Keyhole: Equal signs as bridges between the phenomenological and theoretical dimensions
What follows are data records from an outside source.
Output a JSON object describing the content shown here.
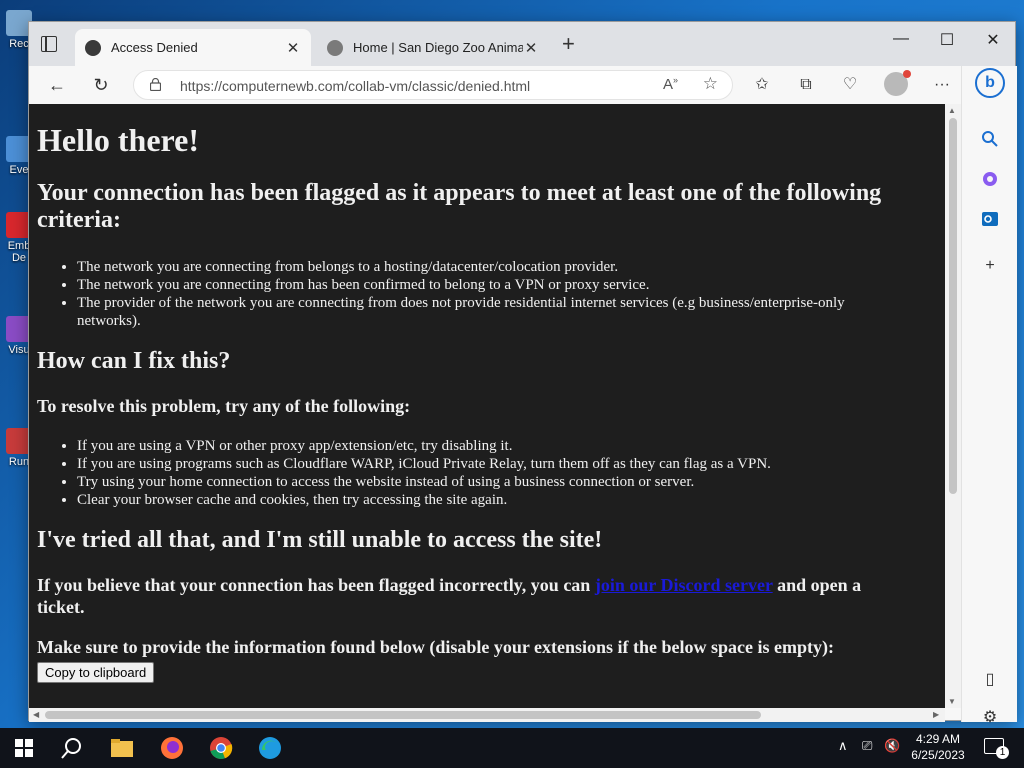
{
  "desktop": {
    "icons": [
      {
        "label": "Rec",
        "color": "#7aa7cf"
      },
      {
        "label": "Eve",
        "color": "#4c8fd6"
      },
      {
        "label": "Emb",
        "color": "#d8272d"
      },
      {
        "label": "De",
        "color": "#d8272d"
      },
      {
        "label": "Visu",
        "color": "#8a4cc5"
      },
      {
        "label": "Run",
        "color": "#c73b3b"
      }
    ]
  },
  "browser": {
    "tabs": [
      {
        "title": "Access Denied",
        "active": true
      },
      {
        "title": "Home | San Diego Zoo Animals &",
        "active": false
      }
    ],
    "window_controls": {
      "minimize": "—",
      "maximize": "☐",
      "close": "✕"
    },
    "address_bar": {
      "url": "https://computernewb.com/collab-vm/classic/denied.html"
    },
    "sidebar_icons": [
      "search-icon",
      "copilot-icon",
      "outlook-icon",
      "add-icon",
      "split-screen-icon",
      "settings-icon"
    ]
  },
  "page": {
    "heading": "Hello there!",
    "flagged_heading": "Your connection has been flagged as it appears to meet at least one of the following criteria:",
    "criteria": [
      "The network you are connecting from belongs to a hosting/datacenter/colocation provider.",
      "The network you are connecting from has been confirmed to belong to a VPN or proxy service.",
      "The provider of the network you are connecting from does not provide residential internet services (e.g business/enterprise-only networks)."
    ],
    "fix_heading": "How can I fix this?",
    "resolve_intro": "To resolve this problem, try any of the following:",
    "fixes": [
      "If you are using a VPN or other proxy app/extension/etc, try disabling it.",
      "If you are using programs such as Cloudflare WARP, iCloud Private Relay, turn them off as they can flag as a VPN.",
      "Try using your home connection to access the website instead of using a business connection or server.",
      "Clear your browser cache and cookies, then try accessing the site again."
    ],
    "tried_heading": "I've tried all that, and I'm still unable to access the site!",
    "ticket_text_before": "If you believe that your connection has been flagged incorrectly, you can ",
    "ticket_link": "join our Discord server",
    "ticket_text_after": " and open a ticket.",
    "info_text": "Make sure to provide the information found below (disable your extensions if the below space is empty):",
    "copy_button": "Copy to clipboard"
  },
  "taskbar": {
    "time": "4:29 AM",
    "date": "6/25/2023",
    "notification_count": "1",
    "apps": [
      "file-explorer-icon",
      "firefox-icon",
      "chrome-icon",
      "edge-icon"
    ]
  }
}
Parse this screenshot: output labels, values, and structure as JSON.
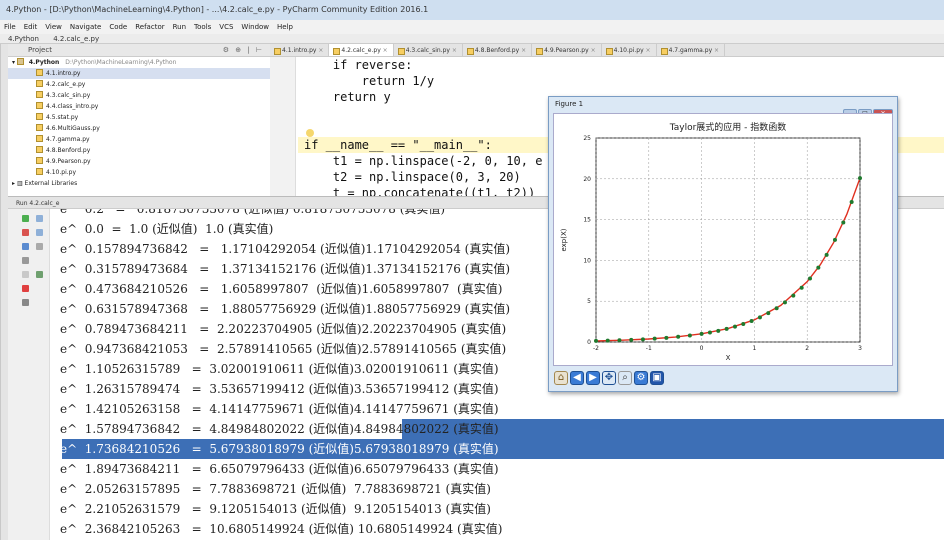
{
  "window_title": "4.Python - [D:\\Python\\MachineLearning\\4.Python] - ...\\4.2.calc_e.py - PyCharm Community Edition 2016.1",
  "menu": [
    "File",
    "Edit",
    "View",
    "Navigate",
    "Code",
    "Refactor",
    "Run",
    "Tools",
    "VCS",
    "Window",
    "Help"
  ],
  "breadcrumb": [
    "4.Python",
    "4.2.calc_e.py"
  ],
  "project": {
    "header": "Project",
    "root": "4.Python",
    "root_path": "D:\\Python\\MachineLearning\\4.Python",
    "files": [
      "4.1.intro.py",
      "4.2.calc_e.py",
      "4.3.calc_sin.py",
      "4.4.class_intro.py",
      "4.5.stat.py",
      "4.6.MultiGauss.py",
      "4.7.gamma.py",
      "4.8.Benford.py",
      "4.9.Pearson.py",
      "4.10.pi.py"
    ],
    "external": "External Libraries"
  },
  "tabs": [
    "4.1.intro.py",
    "4.2.calc_e.py",
    "4.3.calc_sin.py",
    "4.8.Benford.py",
    "4.9.Pearson.py",
    "4.10.pi.py",
    "4.7.gamma.py"
  ],
  "active_tab": 1,
  "code": {
    "l1": "    if reverse:",
    "l2": "        return 1/y",
    "l3": "    return y",
    "l4": "if __name__ == \"__main__\":",
    "l5": "    t1 = np.linspace(-2, 0, 10, e",
    "l6": "    t2 = np.linspace(0, 3, 20)",
    "l7": "    t = np.concatenate((t1, t2))"
  },
  "run_tab": "Run  4.2.calc_e",
  "console": [
    "e^  0.2   =   0.818730753078 (近似值) 0.818730753078 (真实值)",
    "e^  0.0  =  1.0 (近似值)  1.0 (真实值)",
    "e^  0.157894736842   =   1.17104292054 (近似值)1.17104292054 (真实值)",
    "e^  0.315789473684   =   1.37134152176 (近似值)1.37134152176 (真实值)",
    "e^  0.473684210526   =   1.6058997807  (近似值)1.6058997807  (真实值)",
    "e^  0.631578947368   =   1.88057756929 (近似值)1.88057756929 (真实值)",
    "e^  0.789473684211   =  2.20223704905 (近似值)2.20223704905 (真实值)",
    "e^  0.947368421053   =  2.57891410565 (近似值)2.57891410565 (真实值)",
    "e^  1.10526315789   =  3.02001910611 (近似值)3.02001910611 (真实值)",
    "e^  1.26315789474   =  3.53657199412 (近似值)3.53657199412 (真实值)",
    "e^  1.42105263158   =  4.14147759671 (近似值)4.14147759671 (真实值)",
    "e^  1.57894736842   =  4.84984802022 (近似值)4.84984802022 (真实值)",
    "e^  1.73684210526   =  5.67938018979 (近似值)5.67938018979 (真实值)",
    "e^  1.89473684211   =  6.65079796433 (近似值)6.65079796433 (真实值)",
    "e^  2.05263157895   =  7.7883698721 (近似值)  7.7883698721 (真实值)",
    "e^  2.21052631579   =  9.1205154013 (近似值)  9.1205154013 (真实值)",
    "e^  2.36842105263   =  10.6805149924 (近似值) 10.6805149924 (真实值)"
  ],
  "figure": {
    "title": "Figure 1",
    "toolbar": [
      "home-icon",
      "back-icon",
      "forward-icon",
      "pan-icon",
      "zoom-icon",
      "configure-icon",
      "save-icon"
    ]
  },
  "chart_data": {
    "type": "line",
    "title": "Taylor展式的应用 - 指数函数",
    "xlabel": "X",
    "ylabel": "exp(X)",
    "xlim": [
      -2,
      3
    ],
    "ylim": [
      0,
      25
    ],
    "xticks": [
      "-2",
      "-1",
      "0",
      "1",
      "2",
      "3"
    ],
    "yticks": [
      "0",
      "5",
      "10",
      "15",
      "20",
      "25"
    ],
    "grid": true,
    "line_color": "#e03020",
    "marker_color": "#1f7a2e",
    "series": [
      {
        "kind": "line",
        "x": [
          -2.0,
          -1.5,
          -1.0,
          -0.5,
          0.0,
          0.5,
          1.0,
          1.5,
          2.0,
          2.25,
          2.5,
          2.75,
          3.0
        ],
        "y": [
          0.135,
          0.223,
          0.368,
          0.607,
          1.0,
          1.649,
          2.718,
          4.482,
          7.389,
          9.488,
          12.182,
          15.643,
          20.086
        ]
      },
      {
        "kind": "markers",
        "x": [
          -2.0,
          -1.778,
          -1.556,
          -1.333,
          -1.111,
          -0.889,
          -0.667,
          -0.444,
          -0.222,
          0.0,
          0.158,
          0.316,
          0.474,
          0.632,
          0.789,
          0.947,
          1.105,
          1.263,
          1.421,
          1.579,
          1.737,
          1.895,
          2.053,
          2.211,
          2.368,
          2.526,
          2.684,
          2.842,
          3.0
        ],
        "y": [
          0.135,
          0.169,
          0.211,
          0.264,
          0.329,
          0.411,
          0.513,
          0.641,
          0.801,
          1.0,
          1.171,
          1.371,
          1.606,
          1.881,
          2.202,
          2.579,
          3.02,
          3.537,
          4.141,
          4.85,
          5.679,
          6.651,
          7.788,
          9.121,
          10.681,
          12.508,
          14.647,
          17.152,
          20.086
        ]
      }
    ]
  }
}
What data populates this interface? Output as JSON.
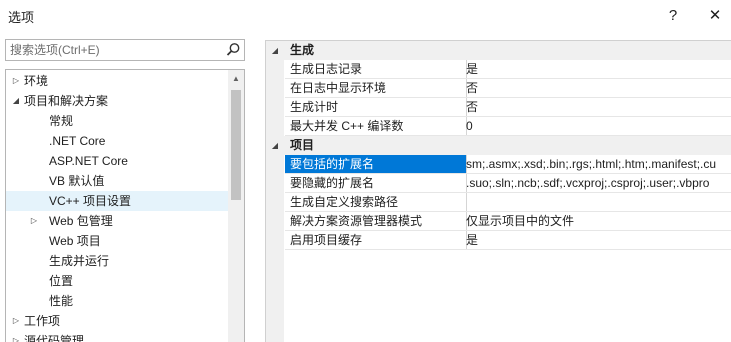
{
  "window": {
    "title": "选项",
    "help_label": "?",
    "close_label": "✕"
  },
  "search": {
    "placeholder": "搜索选项(Ctrl+E)"
  },
  "tree": [
    {
      "label": "环境",
      "arrow": "▷"
    },
    {
      "label": "项目和解决方案",
      "arrow": "◢"
    },
    {
      "label": "常规",
      "arrow": ""
    },
    {
      "label": ".NET Core",
      "arrow": ""
    },
    {
      "label": "ASP.NET Core",
      "arrow": ""
    },
    {
      "label": "VB 默认值",
      "arrow": ""
    },
    {
      "label": "VC++ 项目设置",
      "arrow": "",
      "selected": true
    },
    {
      "label": "Web 包管理",
      "arrow": "▷"
    },
    {
      "label": "Web 项目",
      "arrow": ""
    },
    {
      "label": "生成并运行",
      "arrow": ""
    },
    {
      "label": "位置",
      "arrow": ""
    },
    {
      "label": "性能",
      "arrow": ""
    },
    {
      "label": "工作项",
      "arrow": "▷"
    },
    {
      "label": "源代码管理",
      "arrow": "▷"
    }
  ],
  "grid": {
    "categories": [
      {
        "label": "生成",
        "toggle": "◢"
      },
      {
        "label": "项目",
        "toggle": "◢"
      }
    ],
    "build_rows": [
      {
        "name": "生成日志记录",
        "value": "是"
      },
      {
        "name": "在日志中显示环境",
        "value": "否"
      },
      {
        "name": "生成计时",
        "value": "否"
      },
      {
        "name": "最大并发 C++ 编译数",
        "value": "0"
      }
    ],
    "project_rows": [
      {
        "name": "要包括的扩展名",
        "value": "sm;.asmx;.xsd;.bin;.rgs;.html;.htm;.manifest;.cu"
      },
      {
        "name": "要隐藏的扩展名",
        "value": ".suo;.sln;.ncb;.sdf;.vcxproj;.csproj;.user;.vbpro"
      },
      {
        "name": "生成自定义搜索路径",
        "value": ""
      },
      {
        "name": "解决方案资源管理器模式",
        "value": "仅显示项目中的文件"
      },
      {
        "name": "启用项目缓存",
        "value": "是"
      }
    ]
  },
  "colors": {
    "selection": "#0078d7",
    "tree_selection": "#e5f3fb",
    "gutter": "#f0f0f0"
  },
  "icons": {
    "search": "search-icon"
  }
}
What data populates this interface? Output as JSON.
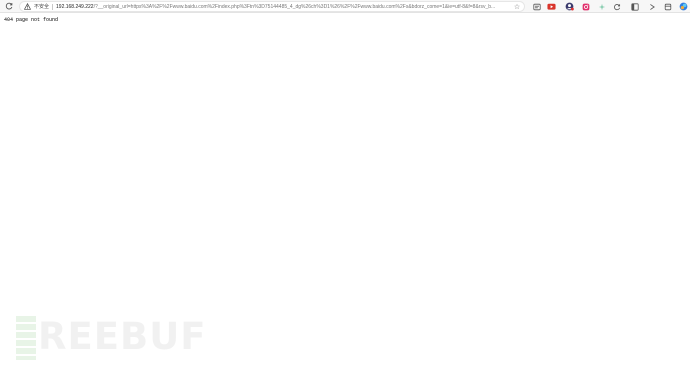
{
  "browser": {
    "reload_icon": "reload-icon",
    "security_label": "不安全",
    "url_host": "192.168.249.222",
    "url_path": "/?__original_url=https%3A%2F%2Fwww.baidu.com%2Findex.php%3Ftn%3D75144485_4_dg%26ch%3D1%26%2F%2Fwww.baidu.com%2Fs&bdorz_come=1&ie=utf-8&f=8&rsv_b...",
    "star_icon": "bookmark-star-icon",
    "extensions": [
      "reader-icon",
      "youtube-ext-icon",
      "account-ext-icon",
      "instagram-ext-icon",
      "puzzle-icon",
      "sparkle-icon",
      "sync-icon",
      "collections-icon",
      "downloads-icon",
      "copilot-icon"
    ],
    "colors": {
      "toolbar_bg": "#f7f7f7",
      "youtube_red": "#d9342b",
      "instagram_pink": "#e1306c",
      "copilot_blue": "#2f7de1"
    }
  },
  "page": {
    "message": "404 page not found"
  },
  "watermark": {
    "text": "REEBUF"
  }
}
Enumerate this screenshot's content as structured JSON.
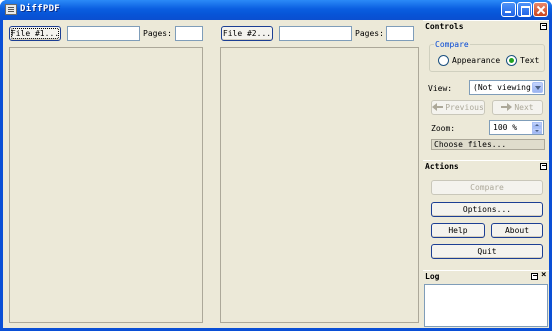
{
  "window": {
    "title": "DiffPDF"
  },
  "left": {
    "file_button": "File #1...",
    "file_value": "",
    "pages_label": "Pages:",
    "pages_value": ""
  },
  "right": {
    "file_button": "File #2...",
    "file_value": "",
    "pages_label": "Pages:",
    "pages_value": ""
  },
  "controls": {
    "title": "Controls",
    "compare_group": "Compare",
    "appearance_label": "Appearance",
    "text_label": "Text",
    "selected": "Text",
    "view_label": "View:",
    "view_value": "(Not viewing)",
    "previous_label": "Previous",
    "next_label": "Next",
    "zoom_label": "Zoom:",
    "zoom_value": "100 %",
    "choose_files": "Choose files..."
  },
  "actions": {
    "title": "Actions",
    "compare": "Compare",
    "options": "Options...",
    "help": "Help",
    "about": "About",
    "quit": "Quit"
  },
  "log": {
    "title": "Log"
  }
}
Physics is a peculiar way to reason about the world that often makes the invisible visible. If one aims at understanding what physics is about, recognise how experimental measurements and mathematical reasoning are intertwined is essential. In this work we exemplify such entanglement by analysing three case studies. In the first one, the explanation of the Hall effect underlines how we indirectly penetrate into the microscopic structure of a wire and manage to evaluate the number of charged particles per unit volume inside it from a set of macroscopic measurements. The second case shows how our reasoning allows us to determine the radius of a hydrogen atom from the experimental measure of the atom's binding energy. The third example comes from kinetic gas theory and illustrates how it is possible to estimate the number of gas particles per unit volume from the experimental values of pressure and temperature. These three case studies show that the equal sign of certain equations can be seen as a bridge (keyhole) connecting the empirical and theoretical dimensions. We argue that epistemological reflections should be an essential part of science education if we aim at delivering an authentic picture of the nature of physics.